Labourer James Wilson, of Misterton, was working for Bloom Plant Ltd on a demolition site on Kilton Road, Worksop, on 10 January 2011.
Excavator driver Paul Batty, who was also employed by Bloom Plant Ltd, was re-attaching the four tonne excavator bucket to the boom of his machine when it fell and slid down a pile of rubble, landing on Mr Wilson and leaving him with major crush injuries.
Mr Wilson, who was 46 when the incident happened, lost his left eye and part of his scalp. He also broke his eye socket, cheekbone, jaw, nose, left collarbone, several ribs and his left leg. He also punctured a lung and severed the nerves on his bottom lip.

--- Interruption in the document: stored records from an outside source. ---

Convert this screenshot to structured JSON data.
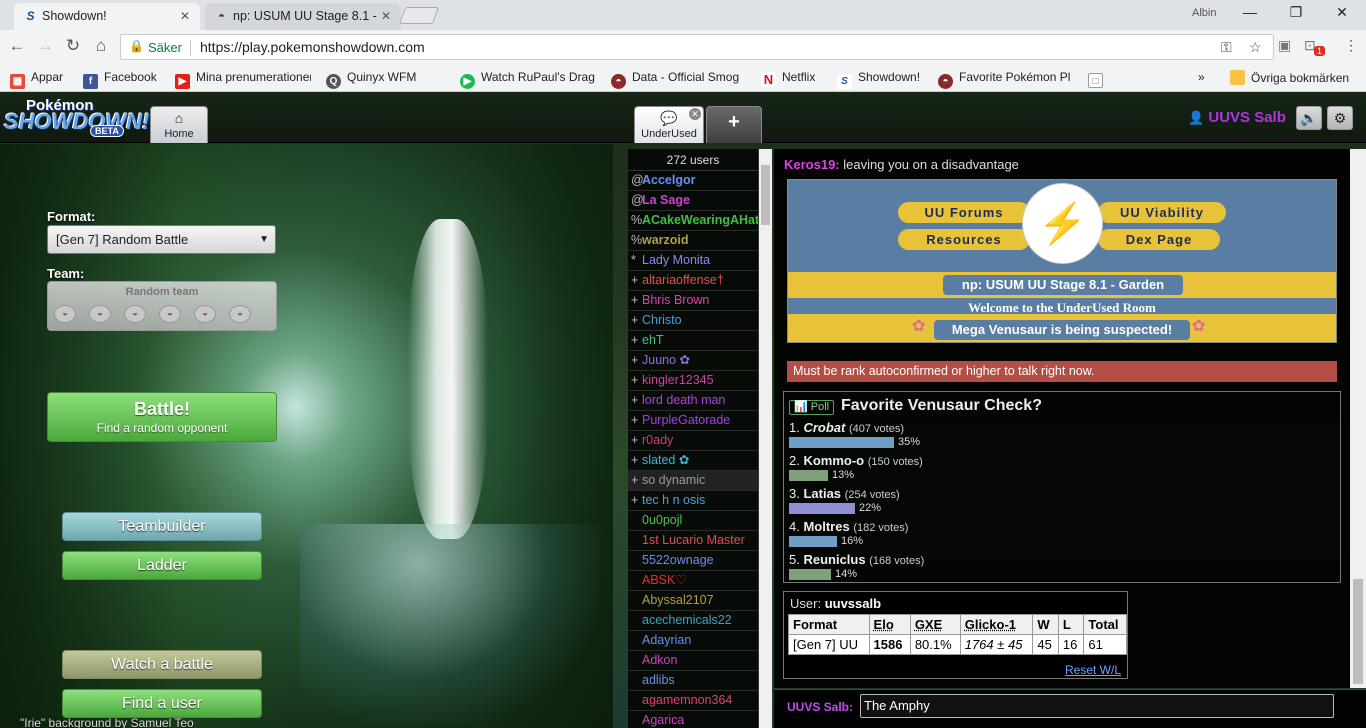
{
  "browser": {
    "tabs": [
      {
        "title": "Showdown!",
        "favicon": "S"
      },
      {
        "title": "np: USUM UU Stage 8.1 -",
        "favicon": "◓"
      }
    ],
    "profile_name": "Albin",
    "secure_label": "Säker",
    "url": "https://play.pokemonshowdown.com",
    "bookmarks": [
      {
        "label": "Appar",
        "color": "#e34a3a",
        "icon": "▦"
      },
      {
        "label": "Facebook",
        "color": "#3b5998",
        "icon": "f"
      },
      {
        "label": "Mina prenumerationer",
        "color": "#e62117",
        "icon": "▶"
      },
      {
        "label": "Quinyx WFM",
        "color": "#555555",
        "icon": "Q"
      },
      {
        "label": "Watch RuPaul's Drag",
        "color": "#1db954",
        "icon": "▶"
      },
      {
        "label": "Data - Official Smog",
        "color": "#8a2a2a",
        "icon": "◓"
      },
      {
        "label": "Netflix",
        "color": "#e50914",
        "icon": "N"
      },
      {
        "label": "Showdown!",
        "color": "#1d4f9c",
        "icon": "S"
      },
      {
        "label": "Favorite Pokémon Pl",
        "color": "#8a2a2a",
        "icon": "◓"
      },
      {
        "label": "",
        "color": "#999999",
        "icon": "□"
      }
    ],
    "more_bookmarks": "»",
    "other_bookmarks": "Övriga bokmärken",
    "ext_badge": "1"
  },
  "header": {
    "logo": {
      "top": "Pokémon",
      "main": "SHOWDOWN!",
      "beta": "BETA"
    },
    "tabs": [
      {
        "icon": "⌂",
        "label": "Home"
      },
      {
        "icon": "💬",
        "label": "UnderUsed"
      },
      {
        "icon": "+",
        "label": ""
      }
    ],
    "user": "UUVS Salb",
    "sound_icon": "🔈",
    "settings_icon": "⚙"
  },
  "home": {
    "format_label": "Format:",
    "format_value": "[Gen 7] Random Battle",
    "team_label": "Team:",
    "team_value": "Random team",
    "battle_title": "Battle!",
    "battle_sub": "Find a random opponent",
    "teambuilder": "Teambuilder",
    "ladder": "Ladder",
    "watch": "Watch a battle",
    "find_user": "Find a user",
    "credit": "\"Irie\" background by Samuel Teo"
  },
  "userlist": {
    "count": "272 users",
    "users": [
      {
        "group": "@",
        "name": "Accelgor",
        "color": "#6a8cf0",
        "auth": true
      },
      {
        "group": "@",
        "name": "La Sage",
        "color": "#d040d0",
        "auth": true
      },
      {
        "group": "%",
        "name": "ACakeWearingAHat",
        "color": "#40c040",
        "auth": true
      },
      {
        "group": "%",
        "name": "warzoid",
        "color": "#b4a040",
        "auth": true
      },
      {
        "group": "*",
        "name": "Lady Monita",
        "color": "#8a8af0",
        "auth": false
      },
      {
        "group": "+",
        "name": "altariaoffense†",
        "color": "#e05050",
        "auth": false
      },
      {
        "group": "+",
        "name": "Bhris Brown",
        "color": "#e040b0",
        "auth": false
      },
      {
        "group": "+",
        "name": "Christo",
        "color": "#40a0e0",
        "auth": false
      },
      {
        "group": "+",
        "name": "ehT",
        "color": "#40c080",
        "auth": false
      },
      {
        "group": "+",
        "name": "Juuno ✿",
        "color": "#8a70e0",
        "auth": false
      },
      {
        "group": "+",
        "name": "kingler12345",
        "color": "#d040a0",
        "auth": false
      },
      {
        "group": "+",
        "name": "lord death man",
        "color": "#b040e0",
        "auth": false
      },
      {
        "group": "+",
        "name": "PurpleGatorade",
        "color": "#a040e0",
        "auth": false
      },
      {
        "group": "+",
        "name": "r0ady",
        "color": "#d04070",
        "auth": false
      },
      {
        "group": "+",
        "name": "slated ✿",
        "color": "#40b0e0",
        "auth": false
      },
      {
        "group": "+",
        "name": "so dynamic",
        "color": "#9a9a9a",
        "auth": false,
        "away": true
      },
      {
        "group": "+",
        "name": "tec h n osis",
        "color": "#50a0e0",
        "auth": false
      },
      {
        "group": "",
        "name": "0u0pojl",
        "color": "#50c050",
        "auth": false
      },
      {
        "group": "",
        "name": "1st Lucario Master",
        "color": "#e05050",
        "auth": false
      },
      {
        "group": "",
        "name": "5522ownage",
        "color": "#6a8cf0",
        "auth": false
      },
      {
        "group": "",
        "name": "ABSK♡",
        "color": "#e03030",
        "auth": false
      },
      {
        "group": "",
        "name": "Abyssal2107",
        "color": "#b0a040",
        "auth": false
      },
      {
        "group": "",
        "name": "acechemicals22",
        "color": "#40a0c0",
        "auth": false
      },
      {
        "group": "",
        "name": "Adayrian",
        "color": "#6a8cf0",
        "auth": false
      },
      {
        "group": "",
        "name": "Adkon",
        "color": "#d040c0",
        "auth": false
      },
      {
        "group": "",
        "name": "adlibs",
        "color": "#6a8cf0",
        "auth": false
      },
      {
        "group": "",
        "name": "agamemnon364",
        "color": "#e04070",
        "auth": false
      },
      {
        "group": "",
        "name": "Agarica",
        "color": "#d040c0",
        "auth": false
      }
    ]
  },
  "chat": {
    "message": {
      "user": "Keros19:",
      "text": "leaving you on a disadvantage"
    },
    "banner": {
      "links": [
        "UU Forums",
        "UU Viability",
        "Resources",
        "Dex Page"
      ],
      "mascot_icon": "⚡",
      "np": "np: USUM UU Stage 8.1 - Garden",
      "welcome": "Welcome to the UnderUsed Room",
      "suspect": "Mega Venusaur is being suspected!",
      "flower_icon": "✿"
    },
    "restriction": "Must be rank autoconfirmed or higher to talk right now.",
    "poll": {
      "tag": "📊 Poll",
      "title": "Favorite Venusaur Check?",
      "options": [
        {
          "num": "1.",
          "name": "Crobat",
          "votes": "(407 votes)",
          "pct": "35%",
          "value": 35,
          "color": "#6f9ec6",
          "italic": true
        },
        {
          "num": "2.",
          "name": "Kommo-o",
          "votes": "(150 votes)",
          "pct": "13%",
          "value": 13,
          "color": "#7fa07a",
          "italic": false
        },
        {
          "num": "3.",
          "name": "Latias",
          "votes": "(254 votes)",
          "pct": "22%",
          "value": 22,
          "color": "#8f8fd6",
          "italic": false
        },
        {
          "num": "4.",
          "name": "Moltres",
          "votes": "(182 votes)",
          "pct": "16%",
          "value": 16,
          "color": "#6f9ec6",
          "italic": false
        },
        {
          "num": "5.",
          "name": "Reuniclus",
          "votes": "(168 votes)",
          "pct": "14%",
          "value": 14,
          "color": "#7fa07a",
          "italic": false
        }
      ]
    },
    "stats": {
      "user_label": "User:",
      "user": "uuvssalb",
      "headers": [
        "Format",
        "Elo",
        "GXE",
        "Glicko-1",
        "W",
        "L",
        "Total"
      ],
      "row": [
        "[Gen 7] UU",
        "1586",
        "80.1%",
        "1764 ± 45",
        "45",
        "16",
        "61"
      ],
      "reset": "Reset W/L"
    },
    "input": {
      "user": "UUVS Salb:",
      "value": "The Amphy"
    }
  }
}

Mr Wilson was in a coma for two weeks and had to have a tracheotomy to help him breathe. He also needed extensive reconstructive surgery. He is still receiving medical treatment and will continually need to take pain relief.
An investigation by the Health and Safety Executive (HSE) found Bloom Plant Ltd had no safe systems of work in place and had not given Mr Wilson adequate information, instruction, training or supervision including adequate warnings of the hazards involved when working around plant.
Nottingham Crown Court was told that employees should have been excluded from the area while the bucket was being re-attached and a safety pin used to secure it in place.
Bloom Plant Ltd, of Askham Road, East Markham, Newark, pleaded guilty to breaching Section 2(1) of the Health and Safety at Work etc act 1974 by failing to provide and maintain safe systems of work and to provide adequate information, instruction, training or supervision. Today (22 November) the company was fined £40,000 and ordered to pay costs of £27,500.
After the hearing HSE inspector Kevin Wilson said:
“Mr Wilson suffered appalling injuries and was extremely lucky to survive. “Bloom Plant Ltd should have provided safe systems of work with better instruction, information, training and supervision, especially as the operations being carried out were known to have serious risks. Instead, Mr Wilson was put in a position of grave danger.”
Further information about safety in the construction industry is available at www.hse.gov.uk/construction
Notes to editors
- The Health and Safety Executive is Britain’s national regulator for workplace health and safety. It aims to reduce death, injury and ill health. It does so through research, information and advice, promoting training, new or revised regulations and codes of practice, and working with local authority partners by inspection, investigation and enforcement.
- www.hse.gov.uk Paul Nathan Batty, of Grange Road, Ordsall, Retford, pleaded guilty to breaching Section 7(a) of the Health and Safety at Work etc Act 1974 by failing to take reasonable care of the health and safety of others. He was sentenced to 250 hours of unpaid work and ordered to pay a £200 contribution towards costs at Mansfield Magistrates’ Court on 3 October 2012.
- Section 2 (1) of the Health and Safety at Work etc Act 1974 states: “It shall be the duty of every employer to ensure, so far as is reasonably practicable, the health, safety and welfare at work of all his employees.”
- Section 7(a) of the Health and Safety at Work etc Act 1974 states: “It shall be the duty of every employee while at work to take reasonable care for the health and safety of himself and of other persons who may be affected by his acts or omissions at work.”